== PROBLEM DESCRIPTION ==
For the entries that follow, produce an exact copy with no pictures in it.

------------------------------------------------------------

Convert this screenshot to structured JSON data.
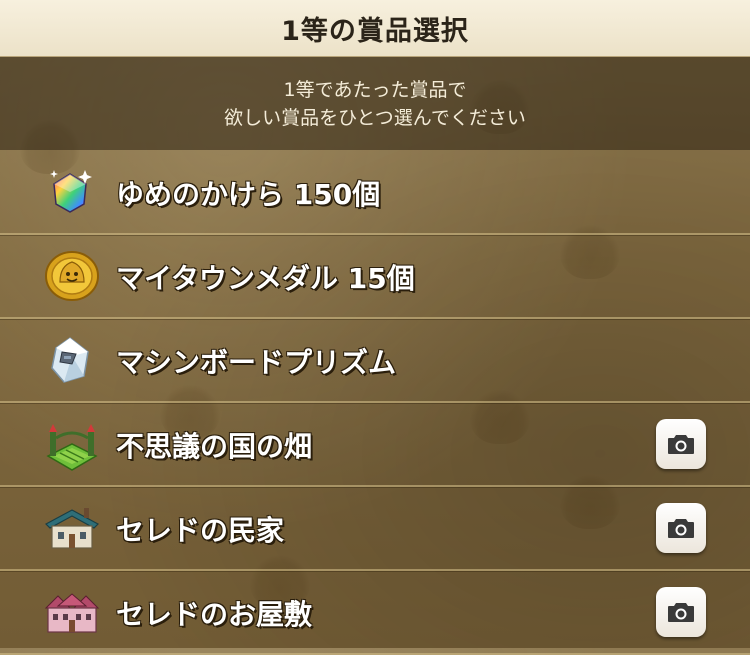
{
  "header": {
    "title": "1等の賞品選択"
  },
  "instructions": {
    "line1": "1等であたった賞品で",
    "line2": "欲しい賞品をひとつ選んでください"
  },
  "prizes": [
    {
      "label": "ゆめのかけら 150個",
      "icon": "dream-shard-icon",
      "has_preview": false
    },
    {
      "label": "マイタウンメダル 15個",
      "icon": "mytown-medal-icon",
      "has_preview": false
    },
    {
      "label": "マシンボードプリズム",
      "icon": "machine-board-prism-icon",
      "has_preview": false
    },
    {
      "label": "不思議の国の畑",
      "icon": "wonderland-field-icon",
      "has_preview": true
    },
    {
      "label": "セレドの民家",
      "icon": "seredo-house-icon",
      "has_preview": true
    },
    {
      "label": "セレドのお屋敷",
      "icon": "seredo-mansion-icon",
      "has_preview": true
    }
  ],
  "colors": {
    "header_bg": "#f4ecd8",
    "panel_bg": "#80693f",
    "label_text": "#ffffff"
  }
}
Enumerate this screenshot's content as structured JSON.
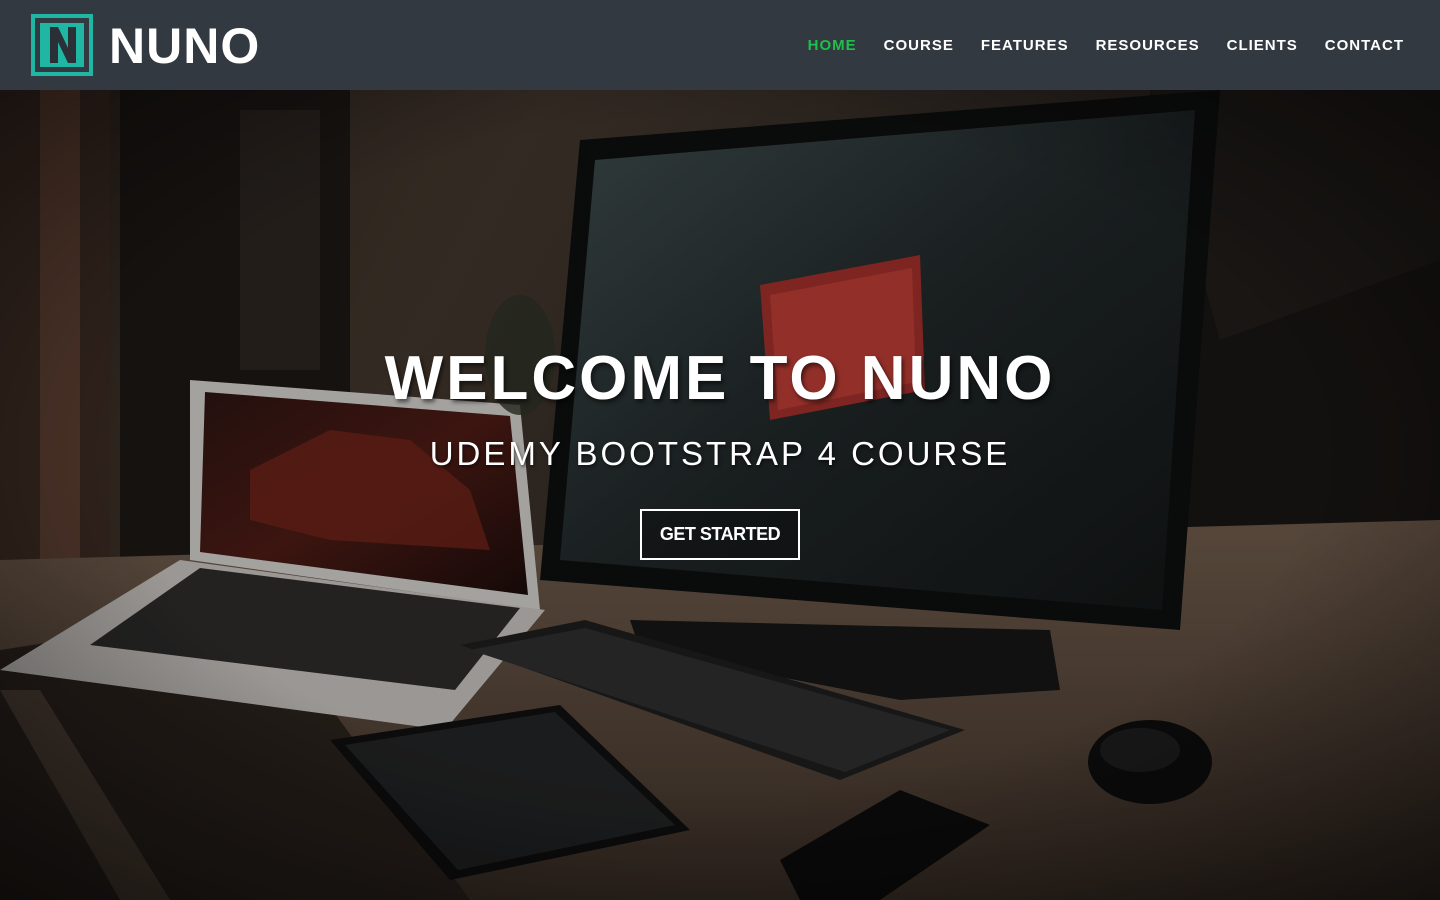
{
  "brand": {
    "name": "NUNO",
    "mark_letter": "N",
    "colors": {
      "accent": "#1fb6a3",
      "navbar": "#333940",
      "active_link": "#1fbf4a"
    }
  },
  "nav": {
    "items": [
      {
        "label": "HOME",
        "active": true
      },
      {
        "label": "COURSE",
        "active": false
      },
      {
        "label": "FEATURES",
        "active": false
      },
      {
        "label": "RESOURCES",
        "active": false
      },
      {
        "label": "CLIENTS",
        "active": false
      },
      {
        "label": "CONTACT",
        "active": false
      }
    ]
  },
  "hero": {
    "title": "WELCOME TO NUNO",
    "subtitle": "UDEMY BOOTSTRAP 4 COURSE",
    "cta_label": "GET STARTED",
    "background": "desk-workspace-photo"
  }
}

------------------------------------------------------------

== RESPONSE ==
Convert this screenshot to structured JSON data.
{
  "header": {
    "title": "1等の賞品選択"
  },
  "instructions": {
    "line1": "1等であたった賞品で",
    "line2": "欲しい賞品をひとつ選んでください"
  },
  "prizes": [
    {
      "label": "ゆめのかけら 150個",
      "icon": "dream-shard-icon",
      "has_preview": false
    },
    {
      "label": "マイタウンメダル 15個",
      "icon": "mytown-medal-icon",
      "has_preview": false
    },
    {
      "label": "マシンボードプリズム",
      "icon": "machine-board-prism-icon",
      "has_preview": false
    },
    {
      "label": "不思議の国の畑",
      "icon": "wonderland-field-icon",
      "has_preview": true
    },
    {
      "label": "セレドの民家",
      "icon": "seredo-house-icon",
      "has_preview": true
    },
    {
      "label": "セレドのお屋敷",
      "icon": "seredo-mansion-icon",
      "has_preview": true
    }
  ],
  "colors": {
    "header_bg": "#f4ecd8",
    "panel_bg": "#80693f",
    "label_text": "#ffffff"
  }
}
Enumerate this screenshot's content as structured JSON.
{
  "brand": {
    "name": "NUNO",
    "mark_letter": "N",
    "colors": {
      "accent": "#1fb6a3",
      "navbar": "#333940",
      "active_link": "#1fbf4a"
    }
  },
  "nav": {
    "items": [
      {
        "label": "HOME",
        "active": true
      },
      {
        "label": "COURSE",
        "active": false
      },
      {
        "label": "FEATURES",
        "active": false
      },
      {
        "label": "RESOURCES",
        "active": false
      },
      {
        "label": "CLIENTS",
        "active": false
      },
      {
        "label": "CONTACT",
        "active": false
      }
    ]
  },
  "hero": {
    "title": "WELCOME TO NUNO",
    "subtitle": "UDEMY BOOTSTRAP 4 COURSE",
    "cta_label": "GET STARTED",
    "background": "desk-workspace-photo"
  }
}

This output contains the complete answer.